OBDII Code Diagnosis Part III

Bulletin TB-80035
September, 2011

Gary Stamberger – Training Director
MagnaFlow Exhaust Products

In the first part of this OBD II Code Diagnosis series I stated that we would discuss the principles of OBD II codes and breakdown each character that defines them. For a generic discussion of OBD I'll refer you to TB-80016 and 80017. We archive all of our bulletins and they can be found on our website at www.MagnaFlow.com/support/tech-articles/. Look for Tech Bulletins under Tech Support. For this series I would like to stay on a more specific path.

In our first two parts we took a very common Ford EGR code and broke down the diagnosis. I chose this code not only for its commonality but also because this EGR system uses several components, each one playing a major role in the vehicles ability to reduce NOx. Although the PCM has the ability to set several different and distinct codes for each component (9 generic and 10 specific) the interrelation of the components cannot be ignored. As we saw in our example, one of the possible causes for the P0401 code was mechanical and had nothing to do with the malfunction of any one component. Another common issue in Code Diagnostics sometimes overlooked is that of retrieving codes in both OBD II Generic and Enhanced or Manufacture Specific mode. Depending on the tool being used, the enhanced option may not be available (i.e. Code Reader only).

Using generic mode requires less input therefore is faster and in most cases will get the technician to where he wants to be. The downside is that it is a generic code and therefore in many cases the repair information will not be specific to that vehicle. The obvious upside then to using Enhanced Mode, is that the diagnostic information will be specific to that vehicle or at least that manufacturer. The description and operation will give you a better idea of what the PCM is looking for and the subsequent testing should lead you to the proper diagnosis the first time.
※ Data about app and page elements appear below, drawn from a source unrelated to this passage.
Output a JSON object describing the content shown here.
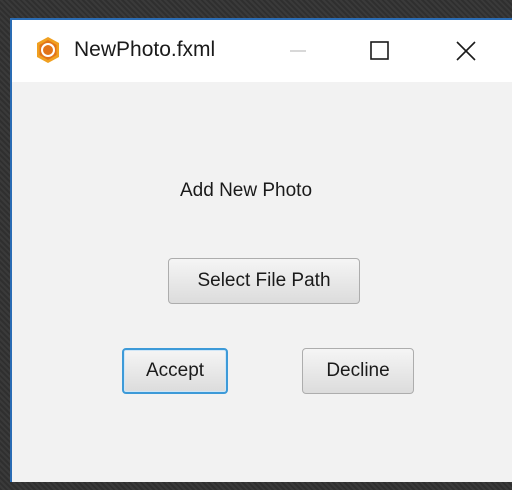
{
  "window": {
    "title": "NewPhoto.fxml",
    "minimize_icon": "minimize-icon",
    "maximize_icon": "maximize-icon",
    "close_icon": "close-icon",
    "app_icon": "javafx-app-icon",
    "accent_color": "#2a6cb4",
    "app_icon_color": "#f0a020"
  },
  "form": {
    "heading": "Add New Photo",
    "select_path_label": "Select File Path",
    "accept_label": "Accept",
    "decline_label": "Decline",
    "focus_color": "#3d9ad8"
  }
}
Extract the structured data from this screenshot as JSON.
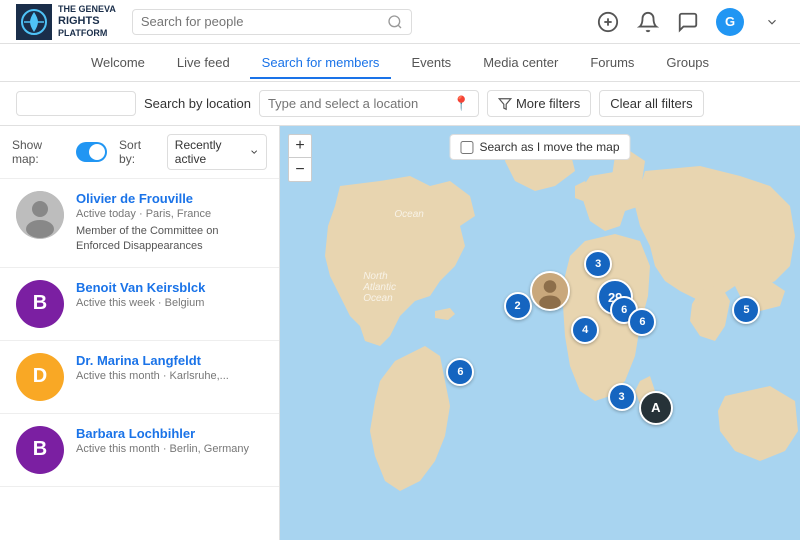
{
  "app": {
    "name": "The Geneva Rights Platform"
  },
  "header": {
    "search_placeholder": "Search for people",
    "avatar_letter": "G"
  },
  "nav": {
    "items": [
      {
        "label": "Welcome",
        "active": false
      },
      {
        "label": "Live feed",
        "active": false
      },
      {
        "label": "Search for members",
        "active": true
      },
      {
        "label": "Events",
        "active": false
      },
      {
        "label": "Media center",
        "active": false
      },
      {
        "label": "Forums",
        "active": false
      },
      {
        "label": "Groups",
        "active": false
      }
    ]
  },
  "filters": {
    "location_label": "Search by location",
    "location_placeholder": "Type and select a location",
    "more_filters_label": "More filters",
    "clear_filters_label": "Clear all filters"
  },
  "controls": {
    "show_map_label": "Show map:",
    "show_map_enabled": true,
    "sort_label": "Sort by:",
    "sort_value": "Recently active"
  },
  "members": [
    {
      "name": "Olivier de Frouville",
      "status": "Active today · Paris, France",
      "description": "Member of the Committee on Enforced Disappearances",
      "avatar_type": "photo",
      "avatar_color": "#9e9e9e",
      "avatar_letter": ""
    },
    {
      "name": "Benoit Van Keirsblck",
      "status": "Active this week · Belgium",
      "description": "",
      "avatar_type": "letter",
      "avatar_color": "#7b1fa2",
      "avatar_letter": "B"
    },
    {
      "name": "Dr. Marina Langfeldt",
      "status": "Active this month · Karlsruhe,...",
      "description": "",
      "avatar_type": "letter",
      "avatar_color": "#f9a825",
      "avatar_letter": "D"
    },
    {
      "name": "Barbara Lochbihler",
      "status": "Active this month · Berlin, Germany",
      "description": "",
      "avatar_type": "letter",
      "avatar_color": "#7b1fa2",
      "avatar_letter": "B"
    }
  ],
  "map": {
    "search_as_move": "Search as I move the map",
    "clusters": [
      {
        "count": "3",
        "size": "sm",
        "top": "32%",
        "left": "72%"
      },
      {
        "count": "29",
        "size": "md",
        "top": "38%",
        "left": "61%"
      },
      {
        "count": "6",
        "size": "sm",
        "top": "41%",
        "left": "66%"
      },
      {
        "count": "6",
        "size": "sm",
        "top": "43%",
        "left": "68%"
      },
      {
        "count": "4",
        "size": "sm",
        "top": "45%",
        "left": "57%"
      },
      {
        "count": "2",
        "size": "sm",
        "top": "41%",
        "left": "48%"
      },
      {
        "count": "6",
        "size": "sm",
        "top": "55%",
        "left": "37%"
      },
      {
        "count": "3",
        "size": "sm",
        "top": "63%",
        "left": "66%"
      },
      {
        "count": "5",
        "size": "sm",
        "top": "43%",
        "left": "87%"
      },
      {
        "count": "A",
        "size": "md dark",
        "top": "66%",
        "left": "72%"
      }
    ]
  }
}
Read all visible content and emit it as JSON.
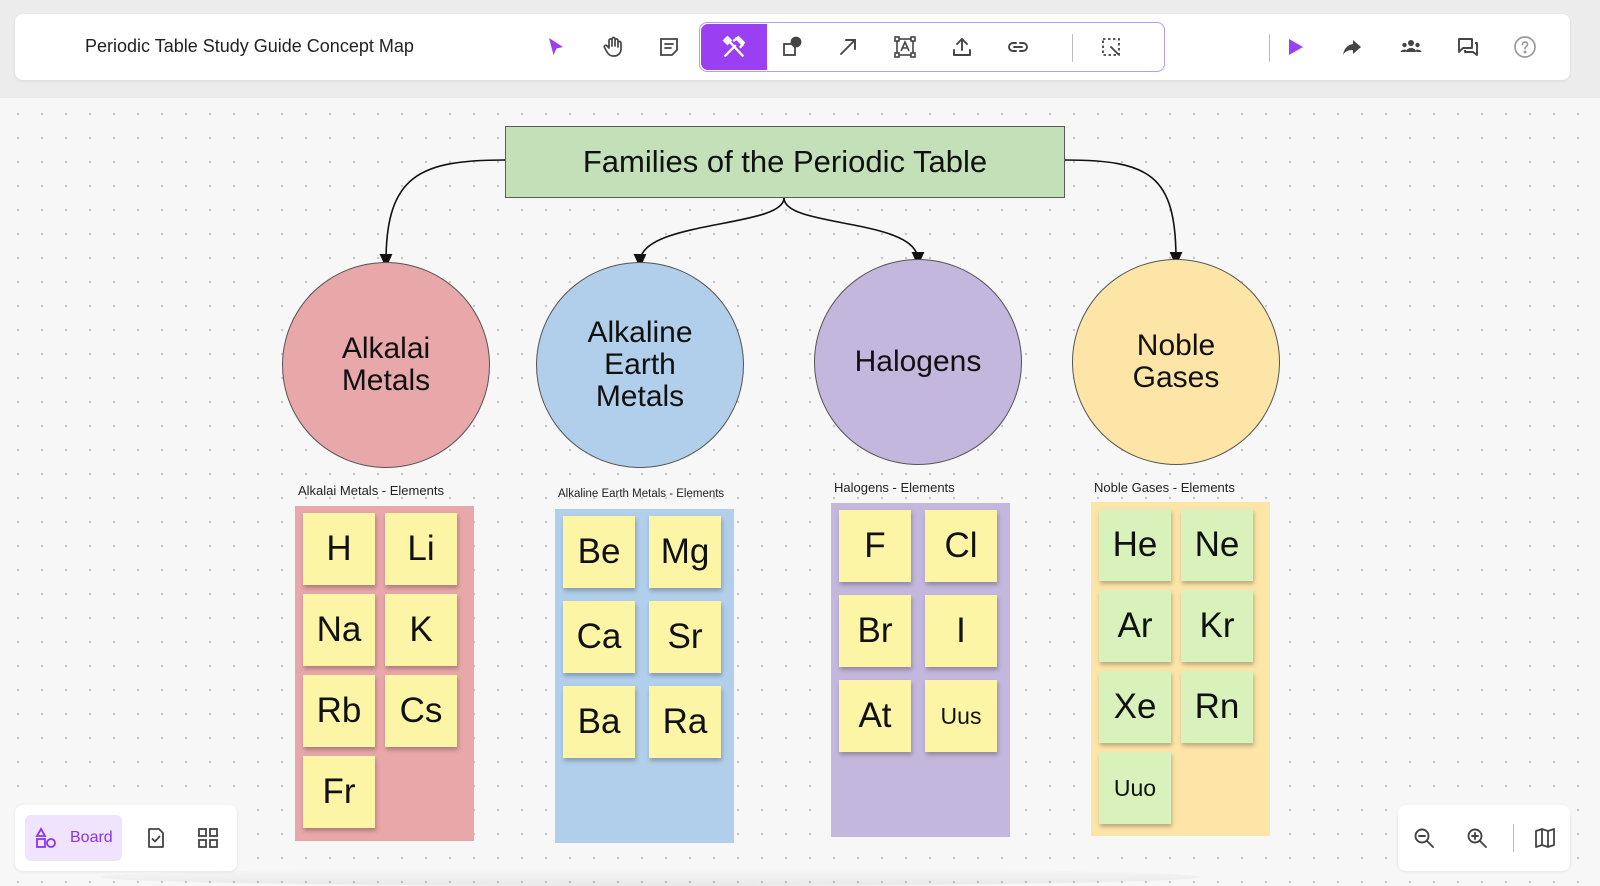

Example: 2005 Altima, 2.5L with an illuminated MIL. The OBD II code was P0140, O2 Circuit B1S2 No Activity Detected. A quick glance at the data stream showed that under the proper test conditions the sensor displayed activity. At this point we might determine that it is an intermittent problem, clear the code and send the customer on their way. However a look at Enhanced codes revealed a P1147, O2 B1S2 Maximum Voltage not Obtained. A closer look at data stream showed that the sensor was not reaching a specific maximum voltage of .78v. This specific information was not available when processing the P0140 code.

The key to any diagnostic situation is to always follow a pattern for each problem we face and code diagnostics is no different. Yes... each manufacture has common problems and knowing where to find that information is valuable but sometimes even the "silver bullet" can be a dud! Whether it is a no start, misfire, won't idle, MIL illuminated or any number of issues, having a plan is by far the best plan. "Shot Gun" diagnosis will on occasion allow us to hit the illusive homerun but more often than not we spend a whole day repairing a component only to go home with that empty feeling in our stomachs, knowing the same problem will reoccur in the morning.

Diagnostics is an art and getting good at it can be a great confidence booster, however these vehicles are changing constantly and there is no time to rest. As I say when closing all my classes:

THE RULES ARE ALWAYS CHANGING
TECHNOLOGY KEEPS MOVING FORWARD
EDUCATION IS A CONTINUAL PROCESS

Cleaning up the environment...one converter at a time

Gary